Language Selection

English French German Italian Portuguese Spanish

Forging an anti-terrorism search tool

Filed under
Misc

Google is the No. 1 free tool to snoop on friends or strangers. But government agencies including the Federal Aviation Administration are investing in a new search engine being developed at the University of Buffalo to do some of their more sensitive detective work.

The technology, released as a prototype in recent weeks, is designed to mine a corpus of documents for associated ideas or connections--connections between two unrelated concepts, for example, that would otherwise go unseen or would take countless hours of investigative work to discover. The project was specifically funded for anti-terrorism efforts and initially was used for searching over data within the 9/11 Commission report and public Web pages related to the suicide bombings carried out by terrorists who hijacked three U.S. commercial planes.

"Say you have the kind of question that connects these two people that we don't know about. You could start reading through all those documents. But our system is designed to look specifically for those evidence trails" that connect those two people, said Rohini Srihari, UB professor of computer science and engineering.

John McCarthy, professor emeritus of computer science at Stanford University, said that linking between concepts is an old idea, but that a new way of doing it could be an important breakthrough. In general, search engines such as Google and Yahoo mine documents for textual clues, or matches to query terms, rather than on the occurrence of ideas. Still, Google is working in the area of searching for concepts.

"The tools that we already have would be more useful if we could search on concepts," McCarthy said.

Srihari and a team in the Center of Excellence in Document Analysis and Recognition in the UB School of Engineering and Applied Sciences have been developing the search engine for the last two years. She said that her team plans to have a deliverable system for the FAA and the intelligence community by the end of the year, but it will not be widely available to the public. The underlying research, co-funded by the National Science Foundation, will also be published.

The technology, called a concept chain graph, uses different mathematical algorithms for finding the best path for connecting two different concepts. It will then list the strongest to weakest links.

Full Story.

More in Tux Machines

Real-time enabled Sitara SoC shows up on a COM

Variscite unveiled a Linux-friendly, SODIMM-style COM based on TI’s Sitara AM437x, supporting the updated SoC’s quad-core Programmable Real-time Unit (PRU). The VAR-SOM-AM43 is the first computer-on-module we’ve seen to use the Texas Instruments Sitara AM437x, a single-core Cortex-A9 system-on-chip that clocks to 1GHz. Last month, Adeneo announced an Android 4.4 BSP for TI’s Sitara AM437x development platform.
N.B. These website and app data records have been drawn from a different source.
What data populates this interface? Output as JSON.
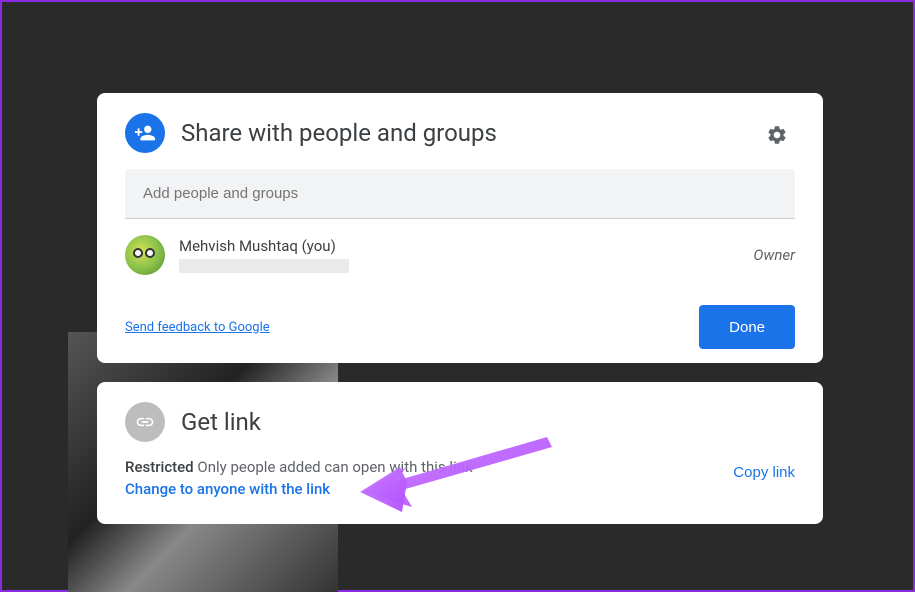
{
  "share_card": {
    "title": "Share with people and groups",
    "input_placeholder": "Add people and groups",
    "person": {
      "name": "Mehvish Mushtaq (you)",
      "role": "Owner"
    },
    "feedback_label": "Send feedback to Google",
    "done_label": "Done"
  },
  "link_card": {
    "title": "Get link",
    "restricted_label": "Restricted",
    "restricted_desc": "Only people added can open with this link",
    "change_label": "Change to anyone with the link",
    "copy_label": "Copy link"
  }
}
Variscite is supporting its VAR-SOM-AM43 with a Yocto Linux, and soon, Android-ready hardware/software development kit of its own, which includes a VAR-AM43 CustomBoard development board, touchscreens, cables, and more Read more

High-end 'upstream' Linux laptop plans to ship in April

They said in working up hardware, they carefully designed the laptop "chip by chip" to work with open source software. The 4.4-pound laptop runs Linux. This is a GNU-based distribution, more specifically, the Trisquel GNU/Linux, "the strictest of distributions and strips all binary blobs from the Linux kernel." At the same time, they said laptop owners, if they want, can easily install anything less strict, such as Debian and Ubuntu. The machine has a 15.6" display in either 1920x1080 or 3840x2160 with a 60Hz refresh rate, 720p camera and HD Audio. It has a CD/DVD ROM drive. They used Intel Iris Pro Graphics 5200. It has a 48 Wh lithium polymer battery with about eight hours of usage. Read more

Android essentials: 13 apps I can't live without

We spend a lot of time talking about Lollipop and OS-level issues with Android -- but you know what's just as important as the operating system on your phone or tablet? The apps that surround it. The right apps can make your device easier and more enjoyable to use. They can give it powers you didn't know were possible. They can make it feel like your own custom-tailored gadget -- whether you've been using it for two minutes or for two years. Read more

GHOST, a critical Linux security hole, is revealed

Researchers at cloud security company Qualys have discovered a major security hole, GHOST (CVE-2015-0235), in the Linux GNU C Library (glbibc). This vulnerability enables hackers to remotely take control of systems without even knowing any system IDs or passwords. Qualys alerted the major Linux distributors about the security hole quickly and most have now released patches for it. Josh Bressers, manager of the Red Hat product security team said in an interview that, "Red Hat got word of this about a week ago. Updates to fix GHOST on Red Hat Enterprise Linux (RHEL) 5, 6, and 7 are now available via the Red Hat Network." This hole exists in any Linux system that was built with glibc-2.2, which was released on November 10, 2000. Qualys found that the bug had actually been patched with a minor bug fix released on May 21, 2013 between the releases of glibc-2.17 and glibc-2.18. Read more